Love Shouldn’t Hurt: Adressing Teen Dating Violence By S.C. Torrington
According to tverbal abusehe National Council on Crime and Delinquency (NCCD), approximately one in three teen girls in the United States is a victim of physical, emotional, or verbal abuse from a dating partner.
In light of this troubling statistic, odds are your teenager has a friend, or a friend of a friend, who is being abused. In fact, there’s a possibility that your child could become a victim herself.
On its Family Violence Prevention Fund website (see sidebar), the NCCD also maintains that girls exposed to interpersonal violence are more likely to be exposed to other forms of violence, show a greater propensity for unsafe sexual activity, and have a higher incidence of substance abuse and suicide than boys or non-abused girls.
Local and national resources can help families with teens recognize and prevent abuse as well as counsel those who may be experiencing verbal abuse and/or physical violence in their relationships.
TurnAround, Inc., a nonprofit organization headquartered in Towson, provides a wide range of services to victims of sexual assault and domestic violence, including counseling, shelter, supportive services, and community education.
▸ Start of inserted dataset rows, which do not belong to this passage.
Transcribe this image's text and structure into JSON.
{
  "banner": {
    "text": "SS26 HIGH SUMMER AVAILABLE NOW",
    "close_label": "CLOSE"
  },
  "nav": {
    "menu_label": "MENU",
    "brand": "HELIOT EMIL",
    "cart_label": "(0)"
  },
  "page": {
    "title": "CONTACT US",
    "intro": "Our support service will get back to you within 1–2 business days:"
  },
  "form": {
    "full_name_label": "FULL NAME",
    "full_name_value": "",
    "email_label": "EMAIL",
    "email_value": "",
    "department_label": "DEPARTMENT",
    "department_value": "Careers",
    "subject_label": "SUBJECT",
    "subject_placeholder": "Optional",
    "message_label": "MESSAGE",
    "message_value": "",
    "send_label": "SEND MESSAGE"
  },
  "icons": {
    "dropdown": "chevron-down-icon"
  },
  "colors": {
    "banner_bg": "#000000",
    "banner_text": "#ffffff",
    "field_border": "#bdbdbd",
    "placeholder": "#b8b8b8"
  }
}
For more than 30 years, the group has recognized the diverse needs of survivors of domestic violence and regularly updates its programs to provide the most comprehensive services possible to adults, teens, and children.
“While we have always served adolescents in unhealthy relationships, as public awareness of this problem grows, so does the number of teens who seek help,” says Rosalyn Branson, executive director of TurnAround. “We provide individual and group counseling for teens. In addition, we provide on-site groups at local schools. Our Community Education and Training Program also reaches more than 5000 youth a year with presentations on healthy relationships.”
Unfortunately, some adolescents derive their concept of a healthy relationship from marketing campaigns, movies, television, music, and popular personalities. For instance, in movies and on television, the “bad boy” persona often has been portrayed as being attractive to girls. TurnAround encourages teens to discuss with each other the benefits of healthy relationships and to uncover how the media more often portrays unhealthy relationships to create a sense of drama.
“Through these interactive discussions, teens come to realize that what they see in the media is not the norm and is not the preferred type of relationship,” notes Branson. “In addition, we encourage teens to defy gender stereotypes and to just be themselves in relationships and to be honest with their partners.”
TurnAround’s Teen Empowerment Group is a therapy group for adolescents who have been sexually assaulted. According to Marie Lilly, a community educator and outreach specialist at TurnAround, therapists work with the girls not only to deal with their feelings regarding the assault, but also to help them develop healthy and fulfilling relationships. The group uses several strategies including art and drama therapy.
Another resource to help prevent teen dating violence is the website www.FindYouthInfo.gov. It offers interactive tools and information developed by the federal government to help community organizations and schools support their youth. Its Safe Dates program, intended for middle and high school students, is designed to stop or prevent the initiation of psychological, physical, and sexual abuse on dates or between individuals involved in a dating relationship.
The program includes nine 50-minute sessions, a 45-minute play to be performed by students, and a poster contest. Topics cover “Defining Caring Relationships vs. Dating Abuse” and “Why Do People Abuse?” One session, “How We Feel, How We Deal,” helps students learn effective ways to recognize and handle anger through a diary along with a discussion of hot buttons so that anger does not lead to abusive behavior.
How Parents Can Help
Branson suggests that any adult who suspects a teen is in a violent relationship should offer a support system. Talk about the relationship. Adults should also ask questions such as, “Do you think it’s normal for your boyfriend/girlfriend to call you every 10 minutes?” or “How much jealousy do you think is okay?”
Sometimes, however, it’s difficult for parents to reach out to their teens, because they themselves are involved in an unhealthy adult relationship.
“Whenever we see a survivor of domestic violence, we strongly encourage [her] to also get help for [her] children. The earlier children who witness violence get some sort of support and intervention, the less likely they are to repeat this cycle,” says Lilly. “Adolescents are sometimes referred to us by parents, school counselors, or private therapists to work on dealing with their reactions to the abuse of a parent. A major goal of all of our therapy is to break the cycle of violence and to prevent re-victimization for all our survivors, regardless of age.” BC
National Council on Crime and Delinquency, Family Violence Prevention Fund, endabuse.org.
TurnAround, www.turnaroundinc.org. For the 24-hour Hotline, call 410-828-6390.
Futures Without Violence, www.futureswithoutviolence.orgwww.endabuse.org.
Find Youth Info, www.findyouthinfo.gov.
Love is Not Abuse, www.loveisnotabuse.com.
That’s Not Cool, www.thatsnotcool.com.
©Baltimore’s Child – June 2009